Words: Katie Brown
However, if you’re still wondering why the letters on your computer screen seem persistently illegible and you’re GPS watch indicates you’ve not been walking in a straight line all day and you’ve covered a whopping 13km, there could actually be an alternative to point the finger at… Sleep (or lack of)
Lack of sleep over a 24-hour period induces an impairment equivalent to a blood alcohol level of 0.1% which FYI, would make you 0.02% over the legal driving limit! So you can stop blaming old Gordon for the hangover symptoms as it could actually be the spirits behind sleep that are the problem (though we’re not saying that gin and tonic last night didn’t contribute).
So little or no sleep can not only leave us feeling drunk 99% of the time and hindering our chances of employee of the month, but given that we get enough of the ‘z’, it can also have some other effects to our working days.
Bed for the brain
Though the common association with sleep is that it’s those precious hours a night that gives rest for our body, sleep is actually more about rest for the brain. A study from Germany provides evidence that a full night’s sleep may actually increase brain power.
Enhances problem solving

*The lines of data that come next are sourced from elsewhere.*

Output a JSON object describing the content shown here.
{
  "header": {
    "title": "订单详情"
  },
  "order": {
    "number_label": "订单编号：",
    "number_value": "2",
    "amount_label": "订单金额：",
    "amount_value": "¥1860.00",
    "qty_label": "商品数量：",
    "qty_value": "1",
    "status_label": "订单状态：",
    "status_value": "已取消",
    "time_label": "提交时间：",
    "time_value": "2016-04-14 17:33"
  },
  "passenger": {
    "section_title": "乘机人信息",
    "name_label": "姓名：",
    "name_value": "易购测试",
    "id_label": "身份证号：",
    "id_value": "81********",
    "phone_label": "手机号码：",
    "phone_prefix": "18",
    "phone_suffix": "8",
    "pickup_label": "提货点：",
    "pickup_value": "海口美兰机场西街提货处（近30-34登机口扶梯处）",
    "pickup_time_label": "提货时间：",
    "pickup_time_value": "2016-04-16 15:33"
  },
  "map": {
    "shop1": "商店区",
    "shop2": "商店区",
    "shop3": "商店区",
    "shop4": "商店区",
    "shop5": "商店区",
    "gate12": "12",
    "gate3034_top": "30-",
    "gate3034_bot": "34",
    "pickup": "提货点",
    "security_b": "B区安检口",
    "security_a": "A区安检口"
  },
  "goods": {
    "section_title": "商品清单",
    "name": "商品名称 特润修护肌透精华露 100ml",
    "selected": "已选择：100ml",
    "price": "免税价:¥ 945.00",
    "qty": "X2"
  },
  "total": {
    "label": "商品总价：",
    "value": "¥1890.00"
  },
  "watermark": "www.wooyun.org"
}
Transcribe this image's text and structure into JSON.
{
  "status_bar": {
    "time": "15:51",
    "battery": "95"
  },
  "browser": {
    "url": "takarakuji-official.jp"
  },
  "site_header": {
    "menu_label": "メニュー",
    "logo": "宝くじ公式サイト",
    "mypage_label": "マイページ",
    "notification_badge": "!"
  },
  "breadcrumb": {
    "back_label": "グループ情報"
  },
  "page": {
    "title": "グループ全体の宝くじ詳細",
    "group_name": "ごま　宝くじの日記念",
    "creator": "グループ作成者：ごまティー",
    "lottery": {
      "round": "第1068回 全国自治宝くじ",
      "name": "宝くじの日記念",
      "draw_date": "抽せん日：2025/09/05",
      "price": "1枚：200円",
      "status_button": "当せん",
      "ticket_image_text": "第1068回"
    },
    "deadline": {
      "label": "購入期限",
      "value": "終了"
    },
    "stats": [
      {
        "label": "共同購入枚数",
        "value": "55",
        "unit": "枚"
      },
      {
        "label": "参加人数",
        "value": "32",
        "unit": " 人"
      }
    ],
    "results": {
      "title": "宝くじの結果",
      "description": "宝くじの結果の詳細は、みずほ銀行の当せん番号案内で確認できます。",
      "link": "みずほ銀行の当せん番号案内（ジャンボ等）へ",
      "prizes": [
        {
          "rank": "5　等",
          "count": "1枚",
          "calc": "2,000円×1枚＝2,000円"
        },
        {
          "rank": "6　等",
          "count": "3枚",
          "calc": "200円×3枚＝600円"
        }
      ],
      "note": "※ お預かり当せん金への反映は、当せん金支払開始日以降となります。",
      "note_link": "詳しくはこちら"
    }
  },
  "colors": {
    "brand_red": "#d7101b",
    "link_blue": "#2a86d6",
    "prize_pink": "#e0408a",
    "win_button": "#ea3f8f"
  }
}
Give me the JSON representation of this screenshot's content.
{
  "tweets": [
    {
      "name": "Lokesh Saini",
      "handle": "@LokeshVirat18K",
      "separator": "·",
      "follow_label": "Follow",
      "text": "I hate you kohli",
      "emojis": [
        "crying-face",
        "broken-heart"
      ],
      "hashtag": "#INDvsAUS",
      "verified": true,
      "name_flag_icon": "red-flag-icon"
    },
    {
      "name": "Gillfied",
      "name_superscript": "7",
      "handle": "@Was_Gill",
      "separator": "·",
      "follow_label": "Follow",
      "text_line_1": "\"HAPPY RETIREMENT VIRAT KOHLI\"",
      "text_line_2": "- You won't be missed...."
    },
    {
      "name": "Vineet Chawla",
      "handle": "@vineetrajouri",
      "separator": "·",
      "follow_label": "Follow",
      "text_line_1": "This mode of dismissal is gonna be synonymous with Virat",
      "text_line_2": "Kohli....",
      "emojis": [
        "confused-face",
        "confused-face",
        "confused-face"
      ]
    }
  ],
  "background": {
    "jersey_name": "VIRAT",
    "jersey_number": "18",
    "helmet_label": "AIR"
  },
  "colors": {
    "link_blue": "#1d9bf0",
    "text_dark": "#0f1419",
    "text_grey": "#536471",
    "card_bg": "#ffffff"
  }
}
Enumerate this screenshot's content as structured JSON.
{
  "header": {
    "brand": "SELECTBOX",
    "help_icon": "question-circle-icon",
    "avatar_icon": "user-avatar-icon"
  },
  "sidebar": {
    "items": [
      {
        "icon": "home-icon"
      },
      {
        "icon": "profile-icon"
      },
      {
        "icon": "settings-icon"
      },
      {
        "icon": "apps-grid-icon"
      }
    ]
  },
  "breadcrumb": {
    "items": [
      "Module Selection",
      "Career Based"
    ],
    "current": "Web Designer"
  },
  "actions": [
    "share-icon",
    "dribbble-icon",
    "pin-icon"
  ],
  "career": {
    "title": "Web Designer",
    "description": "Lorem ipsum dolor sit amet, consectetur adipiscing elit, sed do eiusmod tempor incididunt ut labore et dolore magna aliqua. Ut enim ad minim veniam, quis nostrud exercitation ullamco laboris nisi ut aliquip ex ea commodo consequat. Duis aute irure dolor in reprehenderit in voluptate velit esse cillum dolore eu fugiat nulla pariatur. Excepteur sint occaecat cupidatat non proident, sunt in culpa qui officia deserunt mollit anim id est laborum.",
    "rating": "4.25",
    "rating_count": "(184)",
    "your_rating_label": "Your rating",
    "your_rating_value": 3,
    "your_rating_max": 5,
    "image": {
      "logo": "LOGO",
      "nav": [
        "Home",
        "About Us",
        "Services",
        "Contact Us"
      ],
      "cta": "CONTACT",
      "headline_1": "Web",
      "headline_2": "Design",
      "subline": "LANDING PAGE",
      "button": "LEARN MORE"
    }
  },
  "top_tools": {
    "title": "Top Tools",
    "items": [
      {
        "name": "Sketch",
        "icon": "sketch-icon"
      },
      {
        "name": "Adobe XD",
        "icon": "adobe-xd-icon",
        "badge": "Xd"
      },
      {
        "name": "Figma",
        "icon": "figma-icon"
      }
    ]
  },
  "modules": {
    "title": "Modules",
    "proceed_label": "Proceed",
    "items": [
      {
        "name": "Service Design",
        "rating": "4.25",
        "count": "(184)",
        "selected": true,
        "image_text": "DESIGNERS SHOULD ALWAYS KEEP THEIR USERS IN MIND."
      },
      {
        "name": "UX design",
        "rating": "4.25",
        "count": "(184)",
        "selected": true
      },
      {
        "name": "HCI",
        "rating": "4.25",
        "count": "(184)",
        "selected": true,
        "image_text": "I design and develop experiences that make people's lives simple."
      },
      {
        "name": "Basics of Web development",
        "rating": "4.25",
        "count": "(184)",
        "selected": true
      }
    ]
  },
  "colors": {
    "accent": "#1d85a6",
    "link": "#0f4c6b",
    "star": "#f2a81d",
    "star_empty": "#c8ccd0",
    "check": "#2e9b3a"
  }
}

Turns out it wasn’t our primary school teacher that we can blame for our inability to work out the change we’d get from a £10 note after purchasing our £1.80 Americano. The same German study found that participants on lesser sleep were on average, slower and less able to solve problems compared to those on a full night’s sleep. During sleep, our brains are hard at work, encoding restructuring information, so have a few extra minutes sleeping time and you’ll soon be correcting the nominated human calculator at dinner to how much you actually owe towards the bill.
90… is the magic number
While we’re talking football, research has suggested that our sleep cycles work in 90 minute intervals. Though 8 hours seems to be recommended, we’d actually reap more benefits from the night, feeling less tired and working more optimally the next day, had we’d slept for 6, 7.5 or 9 hours!
Though it might feel like sacrificing a few hours’ sleep every night will indeed allow us more time to be productive and get more things done, it might be worth considering that this more time spent awake is possibly more counter-productive, and is actually just our body’s way of enjoying a glass of wine, or two!